How long exactly it takes until this point is reached, that is controversial in sports science. On average, however, you can count on about 36 hours. How long the effect lasts depends on the intensity of the workout. An intensive power circle based on the HIIT principle, for example, has about three times as much after-burn effect as constant jogging or cycling.
How many calories can I burn in addition?
Based on sports science research, it has come to the conclusion that as part of the afterburning effect on your workout up to 15 percent additional calories are burned. So, if you do an intense HIIT workout and burn 600 calories, you can use the afterburning effect to burn another 90 calories without having to bruise your finger. That may not sound like much.
But suppose you train three times a week. At 52 weeks a year, it makes a whopping 14,040 calories. That's pretty much the equivalent of 2 kilograms of body fat. If that is not motivation then.
Do not forget the regeneration
The afterburning effect is a great thing. However, you should not overdo it with the high intensity workouts. Because what your body needs between these units is recovery. Only when he can recover, you remain permanently resilient and can safely reach your destination. Three intense HIIT workouts per week are definitely enough and will give you enough air to regenerate.
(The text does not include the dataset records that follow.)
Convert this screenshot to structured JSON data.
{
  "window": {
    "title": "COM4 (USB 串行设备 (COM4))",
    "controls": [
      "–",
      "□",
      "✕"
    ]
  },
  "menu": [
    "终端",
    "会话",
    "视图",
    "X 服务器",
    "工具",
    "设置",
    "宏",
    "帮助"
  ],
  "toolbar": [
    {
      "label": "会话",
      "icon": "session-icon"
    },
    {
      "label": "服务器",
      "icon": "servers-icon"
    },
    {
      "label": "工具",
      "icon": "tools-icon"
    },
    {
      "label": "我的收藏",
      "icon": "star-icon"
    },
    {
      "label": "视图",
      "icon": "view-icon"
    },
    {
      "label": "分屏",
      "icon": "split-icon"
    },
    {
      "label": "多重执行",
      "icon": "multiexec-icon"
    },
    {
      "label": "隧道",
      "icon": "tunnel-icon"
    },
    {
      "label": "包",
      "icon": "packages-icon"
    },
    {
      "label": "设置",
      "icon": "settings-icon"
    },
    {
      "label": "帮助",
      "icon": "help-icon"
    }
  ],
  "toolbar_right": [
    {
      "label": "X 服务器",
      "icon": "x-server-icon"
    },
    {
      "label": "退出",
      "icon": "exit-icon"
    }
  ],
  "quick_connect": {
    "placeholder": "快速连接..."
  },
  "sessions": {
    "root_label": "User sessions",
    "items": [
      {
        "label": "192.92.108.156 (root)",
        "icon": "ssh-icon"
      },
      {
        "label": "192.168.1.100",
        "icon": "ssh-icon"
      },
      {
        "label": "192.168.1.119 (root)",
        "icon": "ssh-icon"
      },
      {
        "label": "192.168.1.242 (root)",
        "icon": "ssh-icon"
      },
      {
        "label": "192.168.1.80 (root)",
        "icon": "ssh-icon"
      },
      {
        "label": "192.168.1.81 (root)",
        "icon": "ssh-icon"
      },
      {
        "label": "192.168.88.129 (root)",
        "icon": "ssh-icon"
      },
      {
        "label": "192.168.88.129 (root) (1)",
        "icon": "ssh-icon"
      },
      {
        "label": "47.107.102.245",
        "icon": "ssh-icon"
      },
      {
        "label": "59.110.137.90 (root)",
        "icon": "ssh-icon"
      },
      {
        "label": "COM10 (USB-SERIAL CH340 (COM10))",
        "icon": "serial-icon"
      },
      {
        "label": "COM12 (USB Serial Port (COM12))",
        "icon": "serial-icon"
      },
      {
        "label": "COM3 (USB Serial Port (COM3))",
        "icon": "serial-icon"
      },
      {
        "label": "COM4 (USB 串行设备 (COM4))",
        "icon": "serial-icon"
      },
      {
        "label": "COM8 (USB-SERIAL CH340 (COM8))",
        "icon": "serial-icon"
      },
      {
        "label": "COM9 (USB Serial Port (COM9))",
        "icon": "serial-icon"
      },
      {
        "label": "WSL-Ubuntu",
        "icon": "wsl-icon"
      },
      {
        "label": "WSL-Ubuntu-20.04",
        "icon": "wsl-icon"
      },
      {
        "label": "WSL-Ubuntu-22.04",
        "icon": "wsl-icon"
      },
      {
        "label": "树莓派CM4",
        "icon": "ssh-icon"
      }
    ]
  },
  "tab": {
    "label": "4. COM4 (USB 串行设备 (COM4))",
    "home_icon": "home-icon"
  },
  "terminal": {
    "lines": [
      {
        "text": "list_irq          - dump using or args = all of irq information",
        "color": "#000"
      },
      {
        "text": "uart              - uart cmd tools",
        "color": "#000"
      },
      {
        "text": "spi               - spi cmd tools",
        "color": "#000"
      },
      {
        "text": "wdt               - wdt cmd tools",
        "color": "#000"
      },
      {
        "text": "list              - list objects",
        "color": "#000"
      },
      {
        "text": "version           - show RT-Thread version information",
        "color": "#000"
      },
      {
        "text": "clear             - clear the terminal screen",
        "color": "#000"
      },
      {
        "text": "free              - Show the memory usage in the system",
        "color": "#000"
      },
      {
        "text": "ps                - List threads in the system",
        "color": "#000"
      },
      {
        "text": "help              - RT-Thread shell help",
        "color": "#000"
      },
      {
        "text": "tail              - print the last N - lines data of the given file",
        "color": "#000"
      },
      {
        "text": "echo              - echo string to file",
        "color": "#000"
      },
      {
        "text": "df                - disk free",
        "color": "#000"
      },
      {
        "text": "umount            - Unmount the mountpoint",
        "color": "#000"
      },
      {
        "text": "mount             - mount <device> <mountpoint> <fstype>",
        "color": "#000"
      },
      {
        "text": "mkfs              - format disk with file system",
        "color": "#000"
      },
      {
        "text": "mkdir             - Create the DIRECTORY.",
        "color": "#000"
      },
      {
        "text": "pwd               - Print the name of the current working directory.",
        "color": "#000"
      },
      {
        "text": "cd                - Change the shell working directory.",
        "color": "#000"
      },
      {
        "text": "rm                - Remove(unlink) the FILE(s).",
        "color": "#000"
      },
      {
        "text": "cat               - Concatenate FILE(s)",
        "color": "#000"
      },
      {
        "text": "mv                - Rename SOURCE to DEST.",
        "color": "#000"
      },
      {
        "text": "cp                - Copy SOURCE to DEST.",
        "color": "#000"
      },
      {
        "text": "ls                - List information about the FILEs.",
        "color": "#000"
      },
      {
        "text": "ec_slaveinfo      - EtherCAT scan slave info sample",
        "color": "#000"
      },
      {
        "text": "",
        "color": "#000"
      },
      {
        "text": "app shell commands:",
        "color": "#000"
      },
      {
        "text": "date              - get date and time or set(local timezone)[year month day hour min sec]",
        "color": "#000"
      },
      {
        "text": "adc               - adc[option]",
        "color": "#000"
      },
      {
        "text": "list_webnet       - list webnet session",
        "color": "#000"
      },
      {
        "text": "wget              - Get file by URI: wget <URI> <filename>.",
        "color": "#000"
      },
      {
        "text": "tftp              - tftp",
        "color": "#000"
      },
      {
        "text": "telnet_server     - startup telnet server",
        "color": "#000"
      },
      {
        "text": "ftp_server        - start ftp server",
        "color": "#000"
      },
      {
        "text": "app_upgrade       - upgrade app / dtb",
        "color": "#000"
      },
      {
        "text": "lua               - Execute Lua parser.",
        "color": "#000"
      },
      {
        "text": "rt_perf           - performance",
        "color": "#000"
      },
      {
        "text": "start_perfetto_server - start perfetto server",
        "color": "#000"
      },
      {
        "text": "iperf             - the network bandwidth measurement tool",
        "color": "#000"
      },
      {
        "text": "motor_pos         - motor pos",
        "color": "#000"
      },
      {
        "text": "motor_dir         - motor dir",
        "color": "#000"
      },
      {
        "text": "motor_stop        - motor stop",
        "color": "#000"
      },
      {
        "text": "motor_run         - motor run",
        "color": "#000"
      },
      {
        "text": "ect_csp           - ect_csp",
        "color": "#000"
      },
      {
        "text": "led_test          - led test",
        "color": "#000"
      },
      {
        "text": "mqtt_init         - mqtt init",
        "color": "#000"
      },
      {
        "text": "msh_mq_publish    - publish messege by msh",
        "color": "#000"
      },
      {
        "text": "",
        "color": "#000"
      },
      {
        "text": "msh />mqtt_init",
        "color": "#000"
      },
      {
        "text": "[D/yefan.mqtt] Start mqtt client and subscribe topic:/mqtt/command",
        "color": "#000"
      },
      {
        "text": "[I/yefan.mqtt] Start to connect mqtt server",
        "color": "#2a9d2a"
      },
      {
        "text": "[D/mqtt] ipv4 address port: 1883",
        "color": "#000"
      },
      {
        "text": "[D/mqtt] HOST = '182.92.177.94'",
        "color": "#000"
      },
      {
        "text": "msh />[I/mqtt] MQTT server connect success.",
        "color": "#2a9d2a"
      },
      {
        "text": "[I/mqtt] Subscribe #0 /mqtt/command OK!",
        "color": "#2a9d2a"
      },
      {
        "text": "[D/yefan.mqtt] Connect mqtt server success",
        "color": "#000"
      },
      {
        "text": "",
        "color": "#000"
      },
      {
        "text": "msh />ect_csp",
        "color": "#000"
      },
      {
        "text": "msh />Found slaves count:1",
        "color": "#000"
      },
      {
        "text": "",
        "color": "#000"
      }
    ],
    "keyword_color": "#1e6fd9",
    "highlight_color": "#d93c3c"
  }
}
If you still notice warning signs such as increased susceptibility to infections, muscle cramps or a prolonged unusual daytime fatigue, you should reduce the amount of exercise.